And that character material is quite good. Part of the appeal for me here is that it doesn’t go for easy answers (if it provides any answers at all) and plays more to the realities of the situation. It’s not an everyone will survive and we’ll have a bright beautiful day at the end of things. It’s surprisingly grim as it progresses and really puts this pairing through the wringer. Again, Rentaro more so simply because he’s older and can process it more. There are some great moments where he and his boss Kisara do their part to help the Cursed Children and there’s good exploration of the mood of those that live in the area with how they feel about the Cursed Children. This is pretty important since they’re infected and we see how their percentage levels increased for a number of reasons, which can cause them to turn into the larger monsters. Much like regular people can be as well, but the Cursed Children are like ticking time bombs in the view of people. Watching this play out, and seeing the fate of a good number of them, is heart-rending to watch. Not just for the viewer but for Rentaro and Enju as well, which is beautifully and tragically brought to life by the voice actors and the animation. Even if the show feels superficial at times, there are some really strong moments like this.
Black Bullet is a series that has a lot of potential and definitely ends in a way where it really demands that more be made from the original material. Which makes me glad said original material is becoming available. The show works a good format of smaller multi-episode stories and does some good world building but just doesn’t feel like it comes together in a compelling way. It’s all very well animated and put together, but something just didn’t click for me to really take it to the next level and become really engaging. Mostly this just feels like there’s so much more to it that’s likely in the book and didn’t get translated here combined with no overarching storyline or opponent, resulting in it just feeling weaker. For fans of the show, this is a very solid release that will leave you pleased across the board, so I can definitely recommend it there.

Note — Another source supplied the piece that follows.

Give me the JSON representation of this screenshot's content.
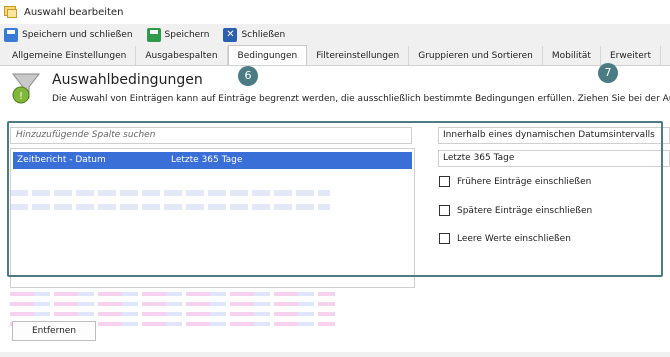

With a few options to preview it online before buying, it’s worth doing to discover if this is your thing or not.
Japanese 2.0 DTS-HD MA Language, English 2.0 DTS-HD MA Language, English Subtitles, Clean Opening, Clean Closing
Content Grade: B
Audio Grade: B+
Video Grade: B+
Packaging Grade: B+
Menu Grade: B
Extras Grade: B-
Released By: Sentai Filmworks
Release Date: October 27th, 2015
Running Time: 325 Minutes
Video Encoding: 1080p AVC
Aspect Ratio: 1.78:1 Widescreen
Sony KDL70R550A 70″ LED 1080P HDTV, Sony PlayStation3 Blu-ray player via HDMI set to 1080p, Onkyo TX-SR605 Receiver and Panasonic SB-TP20S Multi-Channel Speaker System With 100-Watt Subwoofer.